**About this task**
Please give the whole listing again word for word, and drop any pictures it holds.

**Input data**
[Start of section]
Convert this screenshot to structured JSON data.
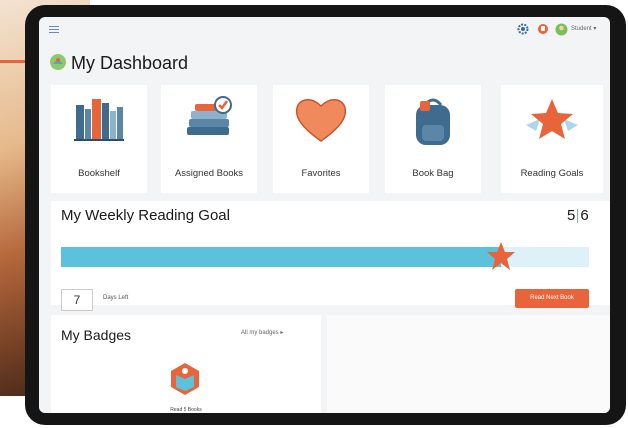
{
  "header": {
    "user_label": "Student ▾"
  },
  "dashboard": {
    "title": "My Dashboard"
  },
  "tiles": [
    {
      "label": "Bookshelf",
      "icon": "bookshelf-icon"
    },
    {
      "label": "Assigned Books",
      "icon": "assigned-books-icon"
    },
    {
      "label": "Favorites",
      "icon": "heart-icon"
    },
    {
      "label": "Book Bag",
      "icon": "backpack-icon"
    },
    {
      "label": "Reading Goals",
      "icon": "star-icon"
    }
  ],
  "goal": {
    "title": "My Weekly Reading Goal",
    "completed": "5",
    "target": "6",
    "progress_fraction": 0.833,
    "days_left_value": "7",
    "days_left_label": "Days Left",
    "button_label": "Read Next Book"
  },
  "badges": {
    "title": "My Badges",
    "link_label": "All my badges ▸",
    "items": [
      {
        "label": "Read 5 Books"
      }
    ]
  },
  "colors": {
    "accent": "#e8643a",
    "progress": "#5cc2dc",
    "progress_track": "#dcf2f8"
  }
}
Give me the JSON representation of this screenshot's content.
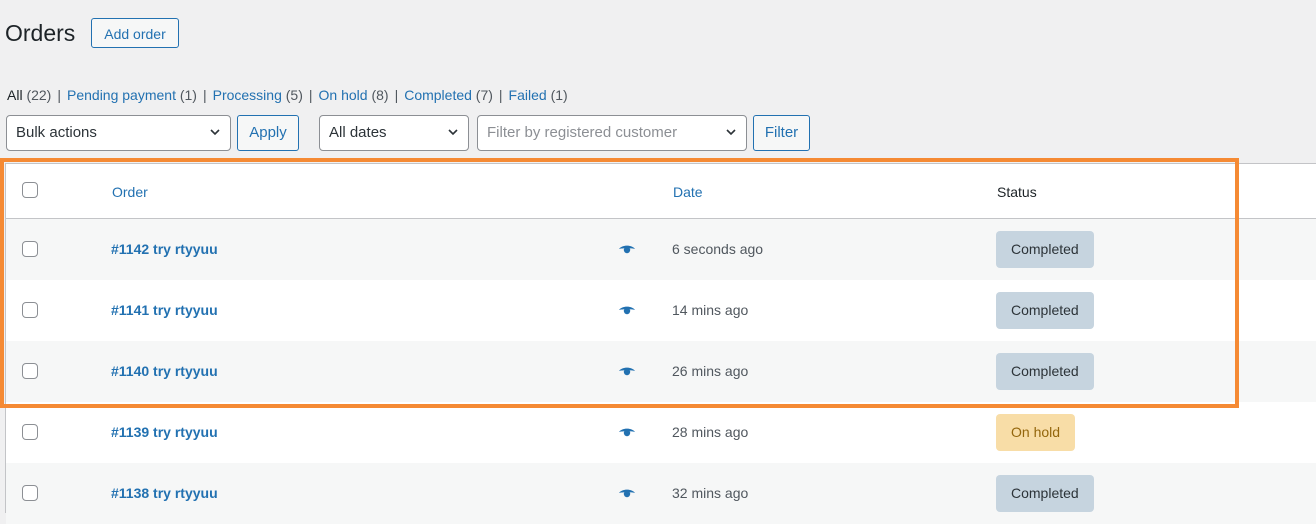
{
  "header": {
    "title": "Orders",
    "add_label": "Add order"
  },
  "filters_nav": [
    {
      "label": "All",
      "count": "(22)",
      "current": true
    },
    {
      "label": "Pending payment",
      "count": "(1)",
      "current": false
    },
    {
      "label": "Processing",
      "count": "(5)",
      "current": false
    },
    {
      "label": "On hold",
      "count": "(8)",
      "current": false
    },
    {
      "label": "Completed",
      "count": "(7)",
      "current": false
    },
    {
      "label": "Failed",
      "count": "(1)",
      "current": false
    }
  ],
  "toolbar": {
    "bulk_actions": "Bulk actions",
    "apply_label": "Apply",
    "dates": "All dates",
    "customer_placeholder": "Filter by registered customer",
    "filter_label": "Filter"
  },
  "table": {
    "columns": {
      "order": "Order",
      "date": "Date",
      "status": "Status"
    },
    "rows": [
      {
        "order": "#1142 try rtyyuu",
        "date": "6 seconds ago",
        "status": "Completed",
        "status_color": "#c6d4df",
        "status_text_color": "#2c3338"
      },
      {
        "order": "#1141 try rtyyuu",
        "date": "14 mins ago",
        "status": "Completed",
        "status_color": "#c6d4df",
        "status_text_color": "#2c3338"
      },
      {
        "order": "#1140 try rtyyuu",
        "date": "26 mins ago",
        "status": "Completed",
        "status_color": "#c6d4df",
        "status_text_color": "#2c3338"
      },
      {
        "order": "#1139 try rtyyuu",
        "date": "28 mins ago",
        "status": "On hold",
        "status_color": "#f8dda7",
        "status_text_color": "#94660c"
      },
      {
        "order": "#1138 try rtyyuu",
        "date": "32 mins ago",
        "status": "Completed",
        "status_color": "#c6d4df",
        "status_text_color": "#2c3338"
      }
    ]
  },
  "colors": {
    "accent": "#2271b1",
    "highlight": "#f58a34"
  }
}
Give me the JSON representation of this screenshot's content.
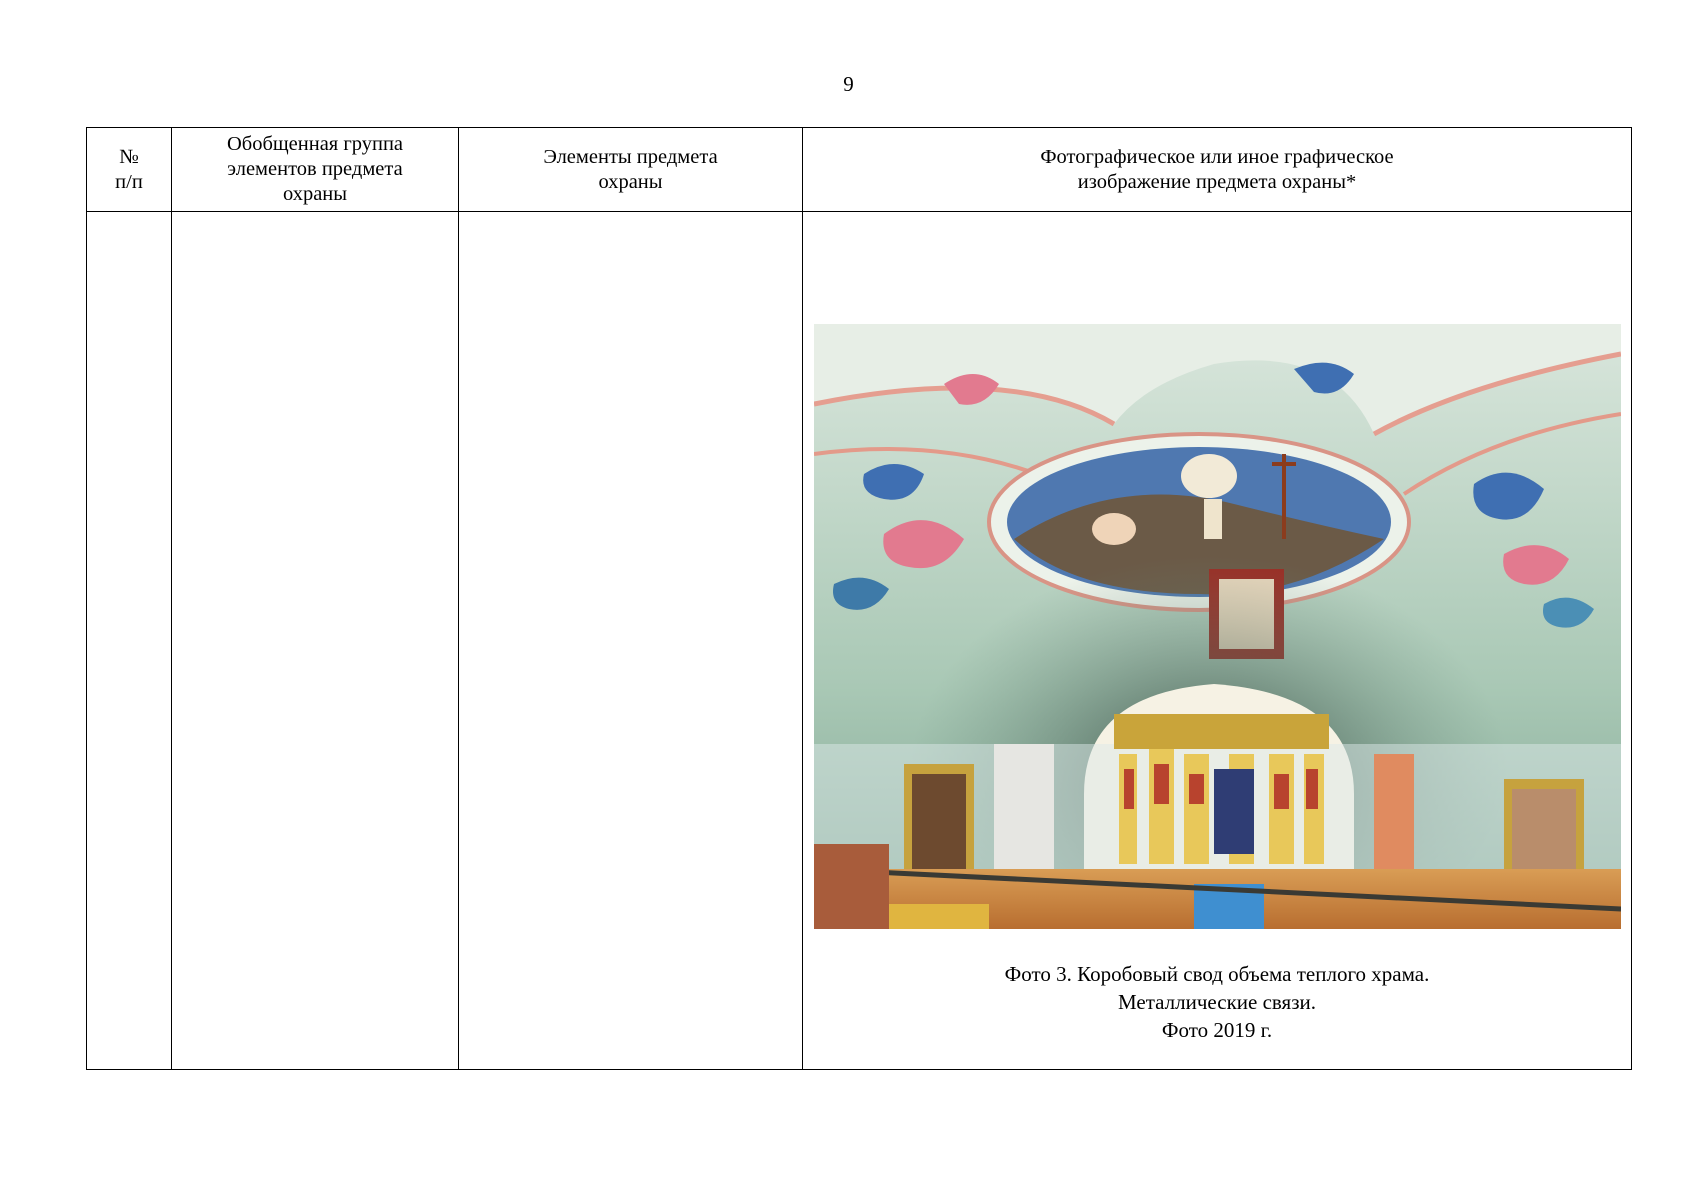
{
  "page": {
    "number": "9"
  },
  "table": {
    "headers": [
      "№\nп/п",
      "Обобщенная группа элементов предмета охраны",
      "Элементы предмета охраны",
      "Фотографическое или иное графическое изображение предмета охраны*"
    ],
    "rows": [
      {
        "number": "",
        "group": "",
        "elements": ""
      }
    ]
  },
  "photo": {
    "subject": "church-interior-vault-photo",
    "caption_lines": [
      "Фото 3. Коробовый свод объема теплого храма.",
      "Металлические связи.",
      "Фото 2019 г."
    ]
  }
}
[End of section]
**Expected output**
Convert this screenshot to structured JSON data.
{
  "header": {
    "user_label": "Student ▾"
  },
  "dashboard": {
    "title": "My Dashboard"
  },
  "tiles": [
    {
      "label": "Bookshelf",
      "icon": "bookshelf-icon"
    },
    {
      "label": "Assigned Books",
      "icon": "assigned-books-icon"
    },
    {
      "label": "Favorites",
      "icon": "heart-icon"
    },
    {
      "label": "Book Bag",
      "icon": "backpack-icon"
    },
    {
      "label": "Reading Goals",
      "icon": "star-icon"
    }
  ],
  "goal": {
    "title": "My Weekly Reading Goal",
    "completed": "5",
    "target": "6",
    "progress_fraction": 0.833,
    "days_left_value": "7",
    "days_left_label": "Days Left",
    "button_label": "Read Next Book"
  },
  "badges": {
    "title": "My Badges",
    "link_label": "All my badges ▸",
    "items": [
      {
        "label": "Read 5 Books"
      }
    ]
  },
  "colors": {
    "accent": "#e8643a",
    "progress": "#5cc2dc",
    "progress_track": "#dcf2f8"
  }
}
Give me the JSON representation of this screenshot's content.
{
  "header": {
    "title": "Orders",
    "add_label": "Add order"
  },
  "filters_nav": [
    {
      "label": "All",
      "count": "(22)",
      "current": true
    },
    {
      "label": "Pending payment",
      "count": "(1)",
      "current": false
    },
    {
      "label": "Processing",
      "count": "(5)",
      "current": false
    },
    {
      "label": "On hold",
      "count": "(8)",
      "current": false
    },
    {
      "label": "Completed",
      "count": "(7)",
      "current": false
    },
    {
      "label": "Failed",
      "count": "(1)",
      "current": false
    }
  ],
  "toolbar": {
    "bulk_actions": "Bulk actions",
    "apply_label": "Apply",
    "dates": "All dates",
    "customer_placeholder": "Filter by registered customer",
    "filter_label": "Filter"
  },
  "table": {
    "columns": {
      "order": "Order",
      "date": "Date",
      "status": "Status"
    },
    "rows": [
      {
        "order": "#1142 try rtyyuu",
        "date": "6 seconds ago",
        "status": "Completed",
        "status_color": "#c6d4df",
        "status_text_color": "#2c3338"
      },
      {
        "order": "#1141 try rtyyuu",
        "date": "14 mins ago",
        "status": "Completed",
        "status_color": "#c6d4df",
        "status_text_color": "#2c3338"
      },
      {
        "order": "#1140 try rtyyuu",
        "date": "26 mins ago",
        "status": "Completed",
        "status_color": "#c6d4df",
        "status_text_color": "#2c3338"
      },
      {
        "order": "#1139 try rtyyuu",
        "date": "28 mins ago",
        "status": "On hold",
        "status_color": "#f8dda7",
        "status_text_color": "#94660c"
      },
      {
        "order": "#1138 try rtyyuu",
        "date": "32 mins ago",
        "status": "Completed",
        "status_color": "#c6d4df",
        "status_text_color": "#2c3338"
      }
    ]
  },
  "colors": {
    "accent": "#2271b1",
    "highlight": "#f58a34"
  }
}
Give me the JSON representation of this screenshot's content.
{
  "page": {
    "number": "9"
  },
  "table": {
    "headers": [
      "№\nп/п",
      "Обобщенная группа элементов предмета охраны",
      "Элементы предмета охраны",
      "Фотографическое или иное графическое изображение предмета охраны*"
    ],
    "rows": [
      {
        "number": "",
        "group": "",
        "elements": ""
      }
    ]
  },
  "photo": {
    "subject": "church-interior-vault-photo",
    "caption_lines": [
      "Фото 3. Коробовый свод объема теплого храма.",
      "Металлические связи.",
      "Фото 2019 г."
    ]
  }
}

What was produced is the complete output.